As the League of Rights predicted, the forced amalgamation programme would eventually be seen as an expensive economic and social tragedy. Recent mass meetings of protest in different parts of Victoria are manifestations of a deep and growing concern among ratepayers. The Geelong Advertiser of April 3rd carries the headline, FIGURES SHOW AMALGAMATION A DISASTER, SAYS ACCOUNTANT.

The story concerns Mr. Bob Cook, who has worked with a number of major firms for over 30 years, and is quoted as saying, "… from a financial point of view the outcome of amalgamation must be classified as disastrous. Financially, Greater Geelong has been living from hand to mouth for the past three years. The City is most certainly not in a much stronger position than the six former Councils."

Mr. Cook points out that Greater Geelong had inherited a combined surplus of $8 million from the original Councils, but that only $204,000 was left. Mr. Cook moots the necessity of rate increases and reduced expenditures to meet the situation.

From all parts of Victoria come reports of declining services. Substantial rate increases are clearly on the way. But Jeff Kennett will probably be political history by the time Victorian electors have the opportunity to express their anger at what has happened. The tragedy is that a Labor Party led by the colourless Brumby offers no real alternative. Not surprisingly there is increasing talk on the possibility of a number of Independents contesting the next Victorian State Elections. There was a time when two Independents held the balance of power in the Victorian Parliament. It could happen again. In the current Victorian Parliament there are two Independents.


The Festival of Light (SA) advise that a 1995 Bill introduced into the Senate by Democrats Senator Spindler is to be revived by Democrat Senator Andrew Bartlett (SA). This Bill sought to legislate to give effect to recommendations from the McKiernan Report of the Senate Legal & Constitutional Affairs Committee, which would ban any group from receiving any form of government funding if they 'discriminate' against homosexual, lesbian, bisexual, transvestite, or 'transgender' people. That is, Christian schools, hospitals, childcare centres, etc., who failed to employ such people could have all funding public denied.

The Democrat proposal to re-introduce the Spindler legislation has met with heated opposition, and the letters received have reportedly shaken them. The message is that letters of protest count. Let's step it up. We recommend contacting Democrat Senators in each State, and asking what they intend to do about this nonsense.

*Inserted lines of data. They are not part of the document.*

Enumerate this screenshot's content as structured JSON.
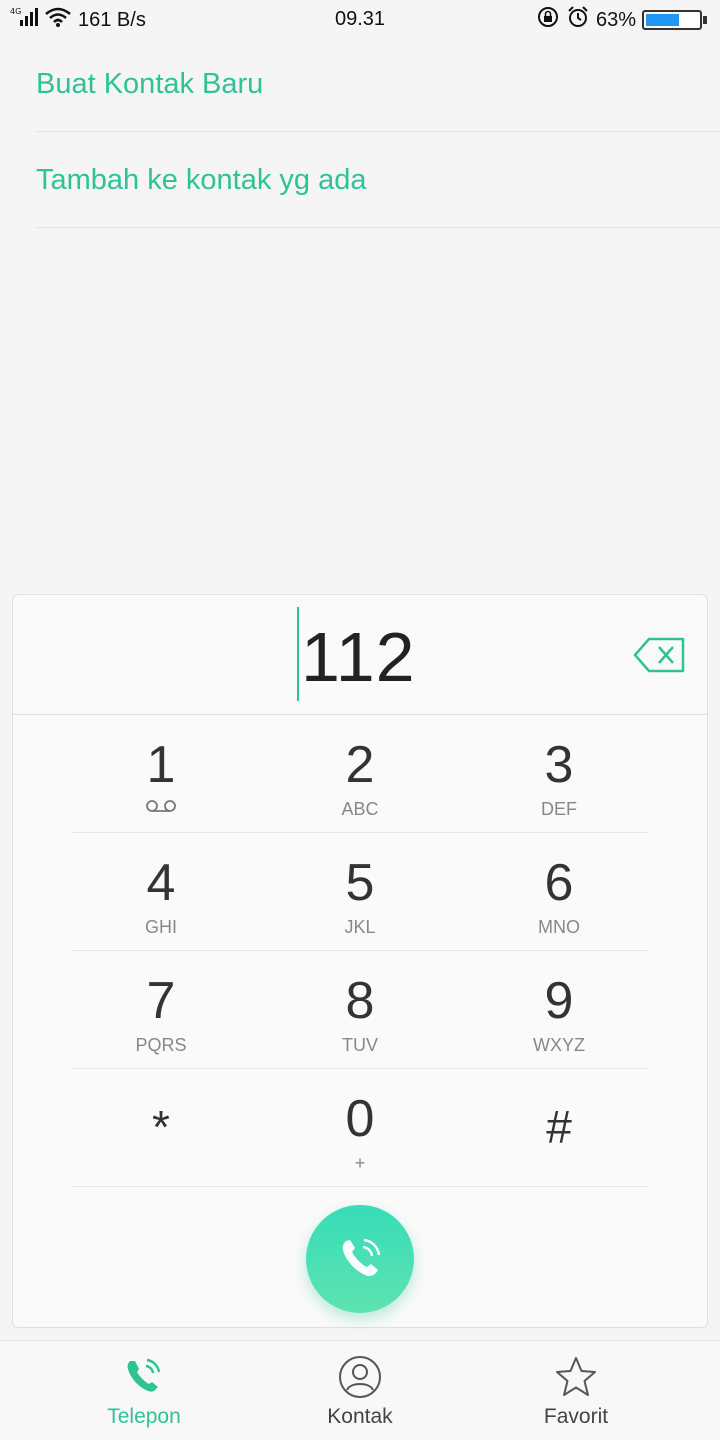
{
  "status_bar": {
    "network": "4G",
    "speed": "161 B/s",
    "time": "09.31",
    "battery": "63%",
    "battery_level": 0.63,
    "icons": [
      "signal-icon",
      "wifi-icon",
      "rotation-lock-icon",
      "alarm-icon",
      "battery-icon"
    ]
  },
  "options": {
    "create_contact": "Buat Kontak Baru",
    "add_to_existing": "Tambah ke kontak yg ada"
  },
  "dialer": {
    "number": "112",
    "keys": [
      {
        "digit": "1",
        "letters": ""
      },
      {
        "digit": "2",
        "letters": "ABC"
      },
      {
        "digit": "3",
        "letters": "DEF"
      },
      {
        "digit": "4",
        "letters": "GHI"
      },
      {
        "digit": "5",
        "letters": "JKL"
      },
      {
        "digit": "6",
        "letters": "MNO"
      },
      {
        "digit": "7",
        "letters": "PQRS"
      },
      {
        "digit": "8",
        "letters": "TUV"
      },
      {
        "digit": "9",
        "letters": "WXYZ"
      },
      {
        "digit": "*",
        "letters": ""
      },
      {
        "digit": "0",
        "letters": "+"
      },
      {
        "digit": "#",
        "letters": ""
      }
    ]
  },
  "nav": {
    "telepon": "Telepon",
    "kontak": "Kontak",
    "favorit": "Favorit"
  },
  "colors": {
    "accent": "#2fc394",
    "call_button": "#3fdcb6"
  }
}
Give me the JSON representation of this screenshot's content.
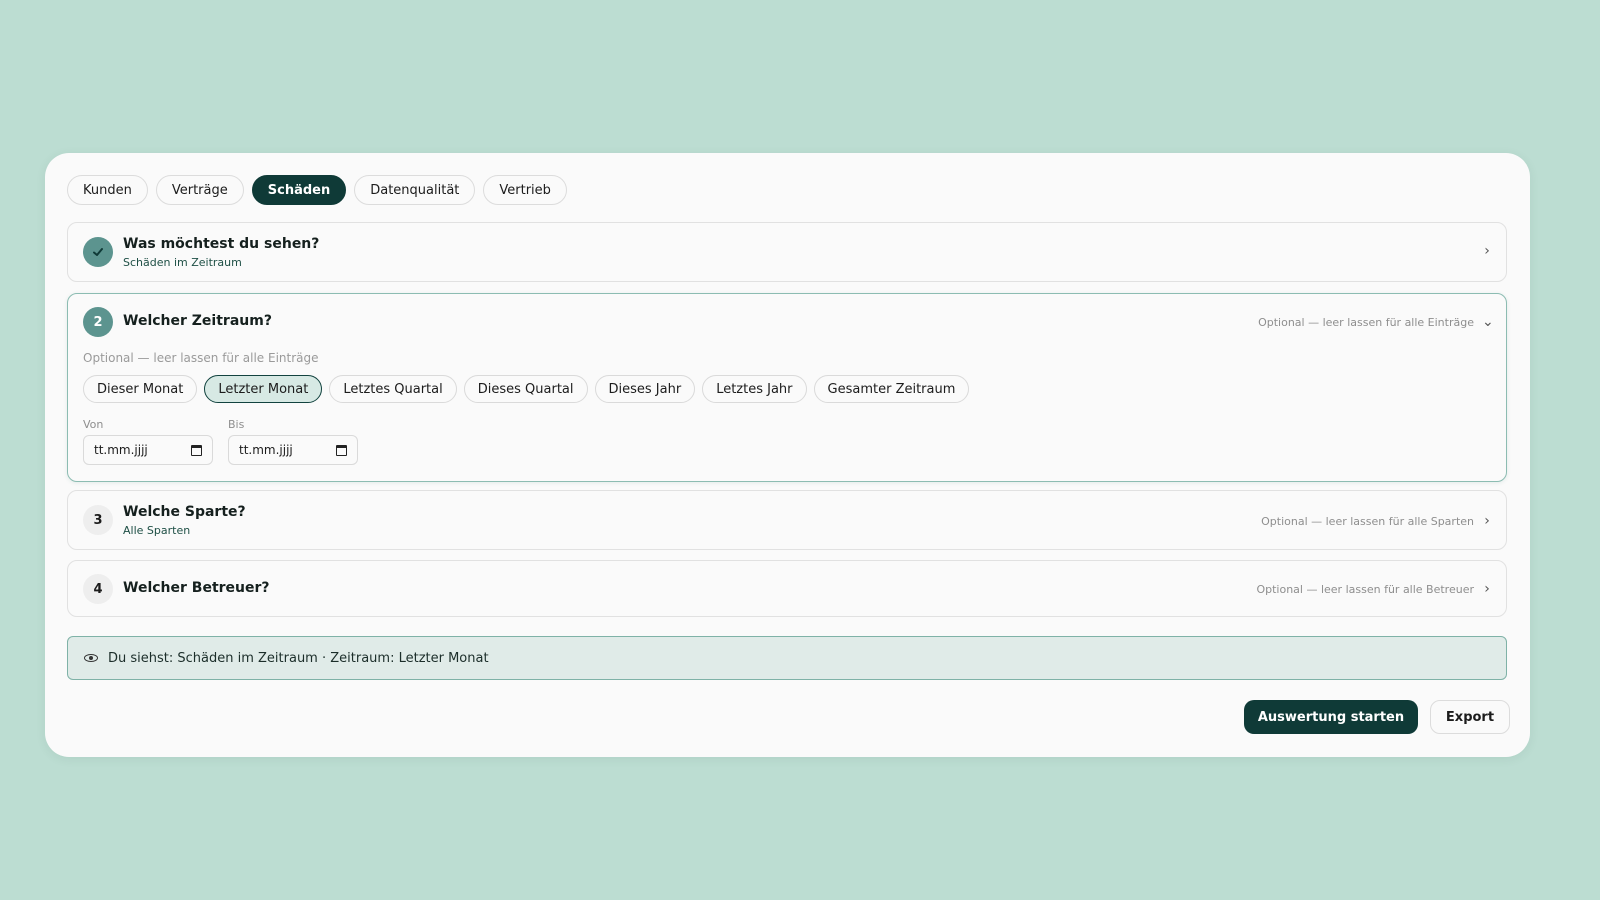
{
  "tabs": [
    {
      "label": "Kunden"
    },
    {
      "label": "Verträge"
    },
    {
      "label": "Schäden",
      "active": true
    },
    {
      "label": "Datenqualität"
    },
    {
      "label": "Vertrieb"
    }
  ],
  "steps": {
    "s1": {
      "title": "Was möchtest du sehen?",
      "value": "Schäden im Zeitraum",
      "status": "done"
    },
    "s2": {
      "number": "2",
      "title": "Welcher Zeitraum?",
      "right_hint": "Optional — leer lassen für alle Einträge",
      "hint": "Optional — leer lassen für alle Einträge",
      "presets": [
        "Dieser Monat",
        "Letzter Monat",
        "Letztes Quartal",
        "Dieses Quartal",
        "Dieses Jahr",
        "Letztes Jahr",
        "Gesamter Zeitraum"
      ],
      "selected_preset": "Letzter Monat",
      "from_label": "Von",
      "to_label": "Bis",
      "from_placeholder": "tt.mm.jjjj",
      "to_placeholder": "tt.mm.jjjj"
    },
    "s3": {
      "number": "3",
      "title": "Welche Sparte?",
      "value": "Alle Sparten",
      "right_hint": "Optional — leer lassen für alle Sparten"
    },
    "s4": {
      "number": "4",
      "title": "Welcher Betreuer?",
      "right_hint": "Optional — leer lassen für alle Betreuer"
    }
  },
  "summary": {
    "text": "Du siehst: Schäden im Zeitraum · Zeitraum: Letzter Monat",
    "icon": "eye-icon"
  },
  "actions": {
    "start_label": "Auswertung starten",
    "export_label": "Export"
  },
  "colors": {
    "background": "#bcddd2",
    "primary": "#0f3a37",
    "accent": "#5c948f",
    "selected_chip": "#d7e9e4"
  }
}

© Published by the Australian League of Rights, P.O. Box 27 Happy Valley, SA 5159